I have a line of code that assembles a date and assigns it to a variable for use later in the script. The problem is that I’m getting carriage returns in the output that shouldn’t be there. I’ve tried various versions of the line such as adding “as text” at the end and enclosing the code after the variable in various types of brackets, but no dice. It produces the same result in the length script or as a one-liner in a separate applescript. Any ideas on a fix would be most welcome.
Here’s the line…
set myDate to weekday of (current date) & ", " & month of (current date) & " " & day of (current date) & ", " & year of (current date)
I want it to look like this, to be used in plain text: Tuesday, July 6, 2010
and here’s what the output looks like:
Here’s where the returns are (in TextWrnagler, they look like a horizontal hockey stick with a downward hook on the right end). Here they are designated as (CR) to make them visible:
set myDate to (weekday of (current date) & ", " & month of (current date) & " " & day of (current date) & ", " & year of (current date)) as text
I think your problem is that AppleScripts text item delimiters are set to return. I did circumvent the problem by coercing it to text in the first place I think this should have worked equally well.
set myDate to "" & weekday of (current date) & ", " & month of (current date) & " " & day of (current date) & ", " & year of (current date)
The problem was that the expression were returned as a list, since weekday of (current date) returns a constant - and a text string I believe can’t be coerced to a constant, then the whole expression will be coerced to a list, with
the following problem of your text item delimiters, which inserted returns between the items in the list.
Right, constants can’t be concatenated, so every expression is appended to the list
The easiest solution is to coerce the first expression to text, the other classes (constant, integer) will be coerced implicitly.
Calling current date 4 times is a bit expensive and not necessary

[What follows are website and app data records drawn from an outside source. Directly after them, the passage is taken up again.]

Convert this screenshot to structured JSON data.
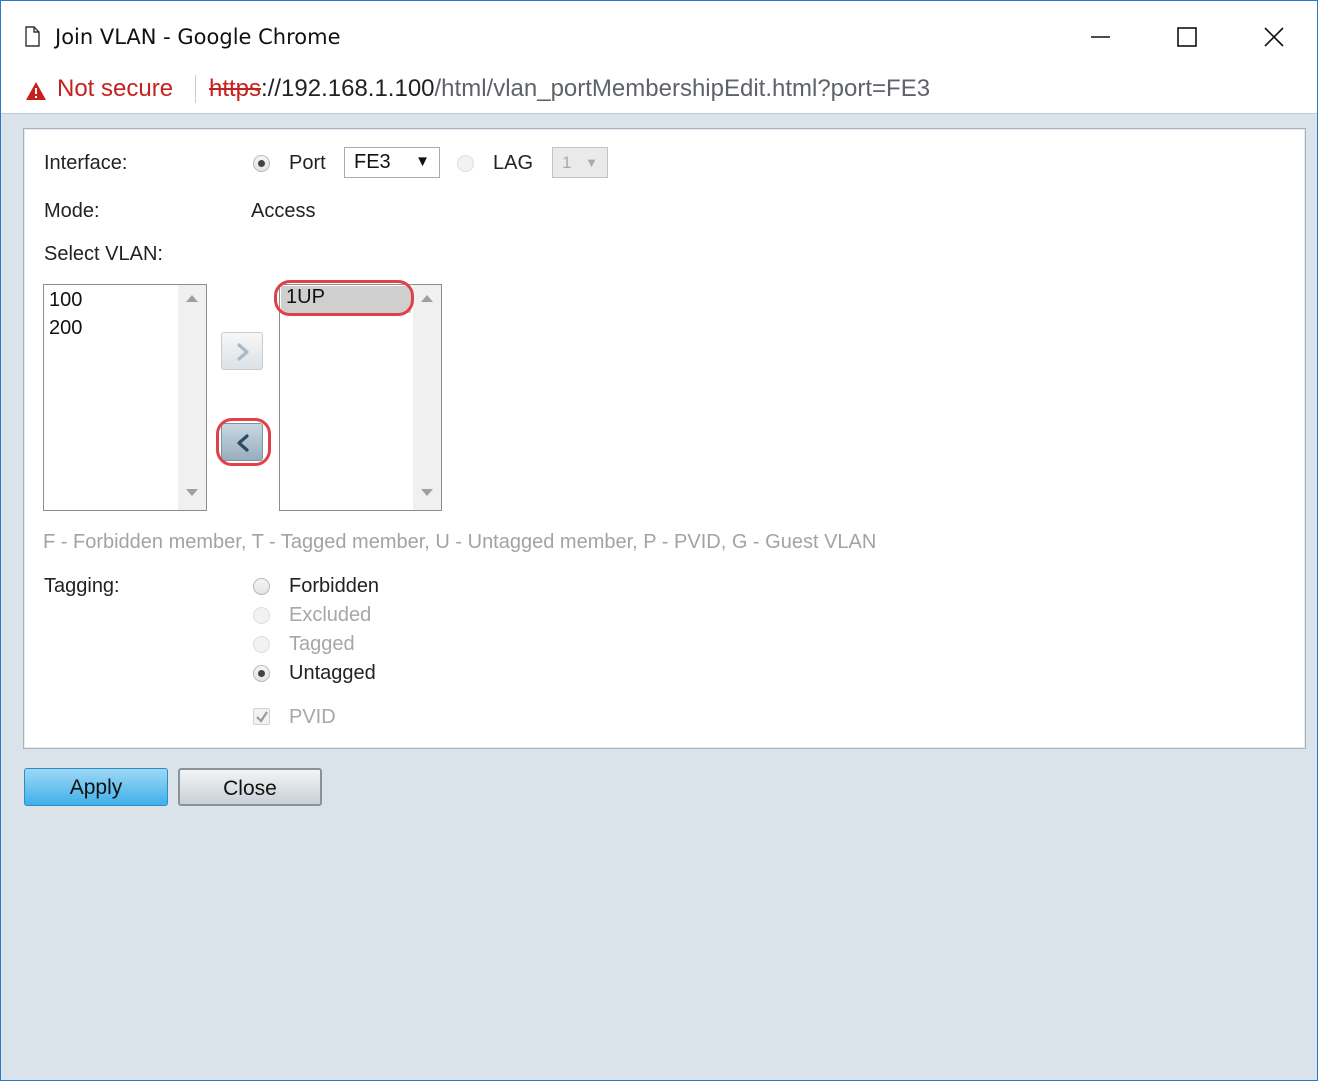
{
  "window": {
    "title": "Join VLAN - Google Chrome",
    "controls": {
      "minimize": "minimize",
      "maximize": "maximize",
      "close": "close"
    }
  },
  "address_bar": {
    "security_label": "Not secure",
    "url_scheme": "https",
    "url_host_part": "://192.168.1.100",
    "url_path": "/html/vlan_portMembershipEdit.html?port=FE3"
  },
  "form": {
    "interface_label": "Interface:",
    "port_label": "Port",
    "port_selected": true,
    "port_value": "FE3",
    "lag_label": "LAG",
    "lag_selected": false,
    "lag_value": "1",
    "mode_label": "Mode:",
    "mode_value": "Access",
    "select_vlan_label": "Select VLAN:",
    "available_vlans": [
      "100",
      "200"
    ],
    "member_vlans": [
      "1UP"
    ],
    "selected_member": "1UP",
    "legend": "F - Forbidden member, T - Tagged member, U - Untagged member, P - PVID, G - Guest VLAN",
    "tagging_label": "Tagging:",
    "tagging_options": [
      {
        "label": "Forbidden",
        "checked": false,
        "disabled": false
      },
      {
        "label": "Excluded",
        "checked": false,
        "disabled": true
      },
      {
        "label": "Tagged",
        "checked": false,
        "disabled": true
      },
      {
        "label": "Untagged",
        "checked": true,
        "disabled": false
      }
    ],
    "pvid_label": "PVID",
    "pvid_checked": true,
    "pvid_disabled": true
  },
  "buttons": {
    "apply": "Apply",
    "close": "Close"
  },
  "colors": {
    "highlight": "#e0404a",
    "apply_button": "#3fb0e8",
    "not_secure": "#c5221f"
  }
}
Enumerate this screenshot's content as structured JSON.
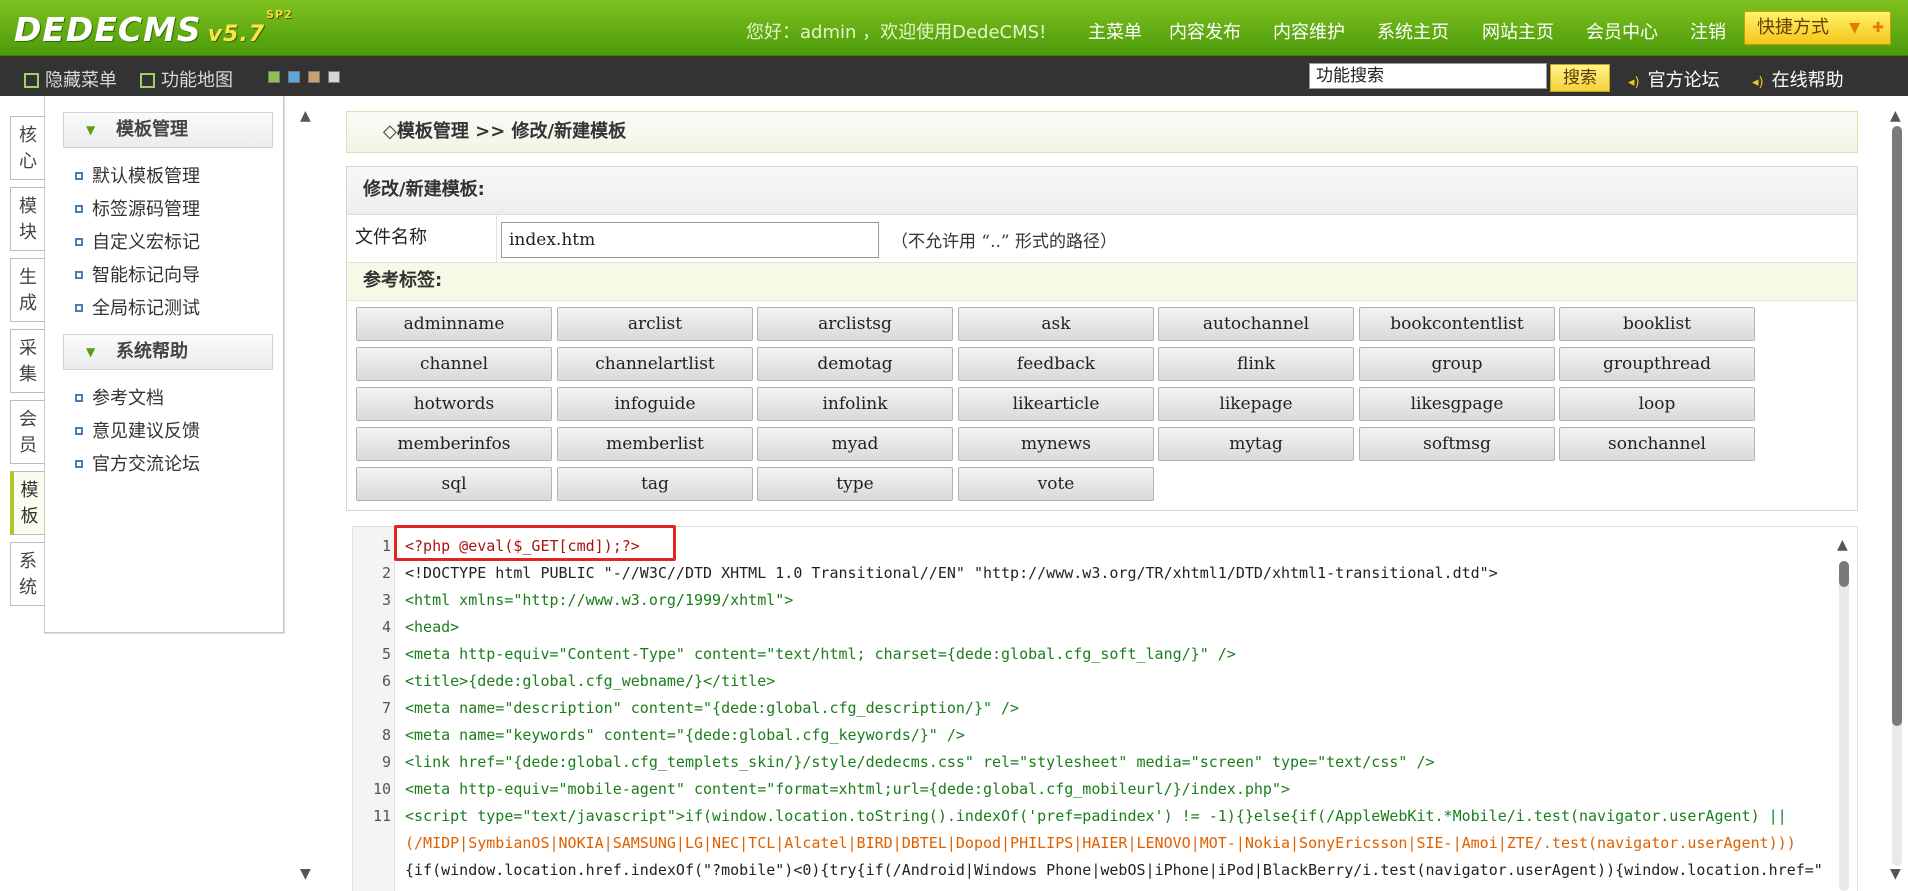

tell (current date) to set myDate to (its weekday as text) & ", " & its month & space & its day & ", " & its year
You can also use /bin/date to create custom formatted date strings
set myDate to do shell script "/bin/date +'%A, %B %d, %Y'"
Thank you all. As usual, the various approaches teach me how many ways there can be to skin a problem in AppleScript when something that seems to be an obvious (though clunky) method doesn’t work.
Tom X and StefanK, your approaches are both elegant and intriguing. It never would have occurred to me, for instance, to start off with a " " as part of the code line to trigger the coercion of things that followed, and working out a way to call (current date) once in a nicely worded statement using ‘its’ is just as interesting.
It returns a date formatted according to the system settings.
It’s not necessarily the wanted format.
On my French System for instance, it returns “jeudi 8 juillet 2010”
But I may wish to get “08/04/2010” or “07/08/2010” or “2010/07/08” .
The Original Poster used ", " as separator between its date components.
All these features may be sufficient to reject date string.
For my own uses I often call:
set the_date to (do shell script “date +_%Y-%m-%d”)
I don’t know if there is a way to insert other separators between the date components.
Yvan KOENIG (VALLAURIS, France) jeudi 8 juillet 2010 17:13:25
You could always use change text item delimiters .
” obtaining a date string and gets the wanted parts here..
set delims to text item delimiters
” you should of course use AppleScript's text item delimiters if this is within an app's tell block.
set text item dellimers to "/"
set dateString to every text item of someDateString
set text item delimiters to ":"
set dateString to "" & dateString
set text item delimiters to delims
” something like that.